Without including any picture, write out the entries exactly as they stand.
** Opening SUPPLIED INFORMATION block **
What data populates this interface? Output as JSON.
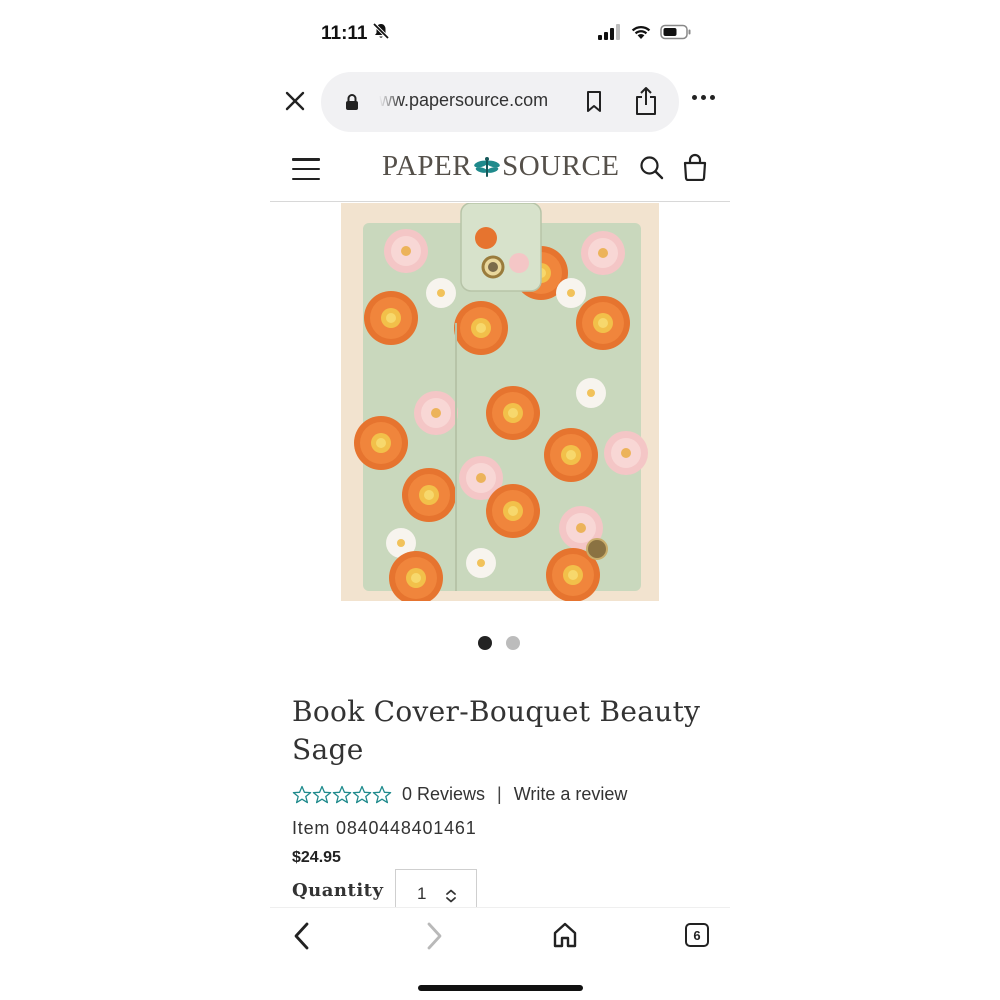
{
  "status_bar": {
    "time": "11:11",
    "icons": [
      "bell-slash-icon",
      "cellular-signal-icon",
      "wifi-icon",
      "battery-icon"
    ]
  },
  "browser": {
    "url": "ww.papersource.com",
    "icons": [
      "close-icon",
      "lock-icon",
      "bookmark-icon",
      "share-icon",
      "more-icon"
    ]
  },
  "site_header": {
    "logo_left": "PAPER",
    "logo_right": "SOURCE",
    "logo_accent_color": "#1f8a8c",
    "icons": [
      "menu-icon",
      "search-icon",
      "shopping-bag-icon"
    ]
  },
  "carousel": {
    "image_count": 2,
    "active_index": 0
  },
  "product": {
    "title": "Book Cover-Bouquet Beauty Sage",
    "rating_stars": 0,
    "reviews": "0 Reviews",
    "separator": "|",
    "write_review": "Write a review",
    "item_number": "Item 0840448401461",
    "price": "$24.95",
    "quantity_label": "Quantity",
    "quantity_value": "1",
    "star_color": "#1f8a8c"
  },
  "bottom_toolbar": {
    "tab_count": "6",
    "icons": [
      "back-icon",
      "forward-icon",
      "home-icon",
      "tabs-icon"
    ]
  }
}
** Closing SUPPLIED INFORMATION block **
:: TASK SOLUTION ::
What data populates this interface? Output as JSON.
{
  "status_bar": {
    "time": "11:11",
    "icons": [
      "bell-slash-icon",
      "cellular-signal-icon",
      "wifi-icon",
      "battery-icon"
    ]
  },
  "browser": {
    "url": "ww.papersource.com",
    "icons": [
      "close-icon",
      "lock-icon",
      "bookmark-icon",
      "share-icon",
      "more-icon"
    ]
  },
  "site_header": {
    "logo_left": "PAPER",
    "logo_right": "SOURCE",
    "logo_accent_color": "#1f8a8c",
    "icons": [
      "menu-icon",
      "search-icon",
      "shopping-bag-icon"
    ]
  },
  "carousel": {
    "image_count": 2,
    "active_index": 0
  },
  "product": {
    "title": "Book Cover-Bouquet Beauty Sage",
    "rating_stars": 0,
    "reviews": "0 Reviews",
    "separator": "|",
    "write_review": "Write a review",
    "item_number": "Item 0840448401461",
    "price": "$24.95",
    "quantity_label": "Quantity",
    "quantity_value": "1",
    "star_color": "#1f8a8c"
  },
  "bottom_toolbar": {
    "tab_count": "6",
    "icons": [
      "back-icon",
      "forward-icon",
      "home-icon",
      "tabs-icon"
    ]
  }
}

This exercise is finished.